▸ **WHAT TO PRODUCE**
When the word "title" shows up in a line of the records below, copy that line.

Entries taken from a collection:
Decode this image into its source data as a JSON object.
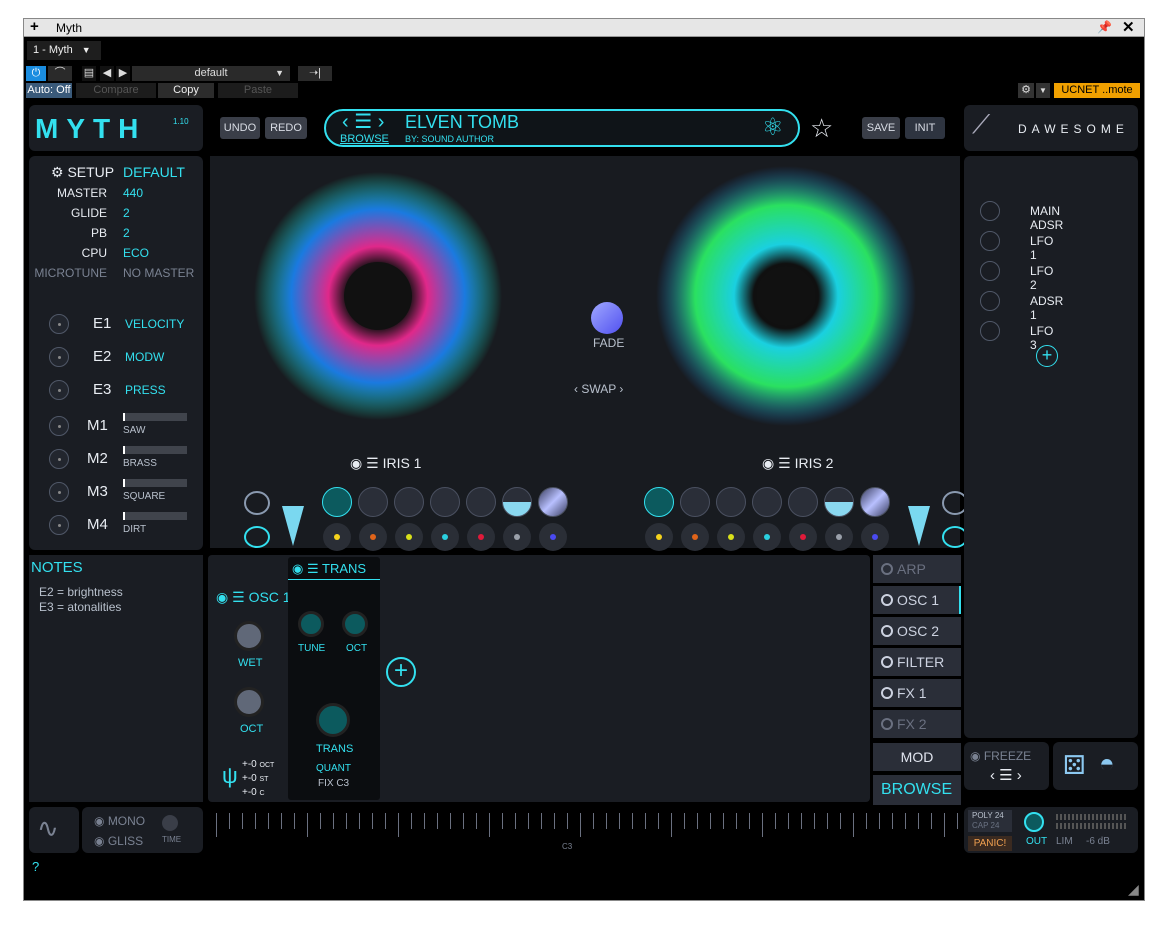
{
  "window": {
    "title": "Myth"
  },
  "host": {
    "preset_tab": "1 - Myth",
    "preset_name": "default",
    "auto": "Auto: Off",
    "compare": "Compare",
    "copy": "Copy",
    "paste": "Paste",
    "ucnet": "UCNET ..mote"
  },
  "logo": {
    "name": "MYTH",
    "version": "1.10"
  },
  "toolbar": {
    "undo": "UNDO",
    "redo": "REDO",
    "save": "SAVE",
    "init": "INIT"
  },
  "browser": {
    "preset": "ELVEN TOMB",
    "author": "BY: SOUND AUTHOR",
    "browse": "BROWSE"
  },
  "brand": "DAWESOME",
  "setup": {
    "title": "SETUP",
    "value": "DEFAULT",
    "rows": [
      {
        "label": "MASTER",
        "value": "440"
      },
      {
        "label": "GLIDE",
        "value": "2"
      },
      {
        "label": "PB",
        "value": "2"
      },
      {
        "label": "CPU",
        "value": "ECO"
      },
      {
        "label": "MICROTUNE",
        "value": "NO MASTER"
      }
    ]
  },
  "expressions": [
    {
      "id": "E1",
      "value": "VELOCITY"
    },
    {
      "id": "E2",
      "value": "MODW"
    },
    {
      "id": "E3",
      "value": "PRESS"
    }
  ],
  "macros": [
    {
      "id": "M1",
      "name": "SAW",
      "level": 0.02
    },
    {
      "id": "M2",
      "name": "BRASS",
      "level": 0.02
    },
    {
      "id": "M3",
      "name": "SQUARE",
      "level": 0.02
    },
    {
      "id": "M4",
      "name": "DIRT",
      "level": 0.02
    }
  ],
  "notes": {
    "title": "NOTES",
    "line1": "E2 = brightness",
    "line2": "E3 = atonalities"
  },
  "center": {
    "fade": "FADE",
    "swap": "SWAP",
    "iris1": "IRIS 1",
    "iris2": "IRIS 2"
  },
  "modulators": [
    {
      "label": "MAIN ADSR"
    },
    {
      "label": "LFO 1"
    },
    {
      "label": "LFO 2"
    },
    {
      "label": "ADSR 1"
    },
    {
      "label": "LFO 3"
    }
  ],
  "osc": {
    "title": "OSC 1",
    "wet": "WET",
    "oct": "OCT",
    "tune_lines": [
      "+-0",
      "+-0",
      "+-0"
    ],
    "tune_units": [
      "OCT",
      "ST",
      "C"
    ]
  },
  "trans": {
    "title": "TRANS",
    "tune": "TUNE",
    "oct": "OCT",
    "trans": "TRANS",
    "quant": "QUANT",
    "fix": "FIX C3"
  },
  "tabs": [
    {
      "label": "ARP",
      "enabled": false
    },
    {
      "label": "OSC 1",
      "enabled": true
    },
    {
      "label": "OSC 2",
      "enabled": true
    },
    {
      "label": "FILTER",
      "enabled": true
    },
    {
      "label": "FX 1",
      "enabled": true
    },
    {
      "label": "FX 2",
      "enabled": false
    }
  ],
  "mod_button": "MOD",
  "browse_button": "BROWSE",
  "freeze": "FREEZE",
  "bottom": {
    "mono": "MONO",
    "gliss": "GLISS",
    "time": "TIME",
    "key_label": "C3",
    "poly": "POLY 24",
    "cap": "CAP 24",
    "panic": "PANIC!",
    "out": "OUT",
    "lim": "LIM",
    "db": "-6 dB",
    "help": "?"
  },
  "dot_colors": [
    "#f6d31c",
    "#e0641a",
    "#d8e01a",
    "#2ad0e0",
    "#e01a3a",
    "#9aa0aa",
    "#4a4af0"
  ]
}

▸ **ANSWER FOR THIS EXERCISE**
    "title": "Myth"
    "title": "SETUP",
    "title": "NOTES",
    "title": "OSC 1",
    "title": "TRANS",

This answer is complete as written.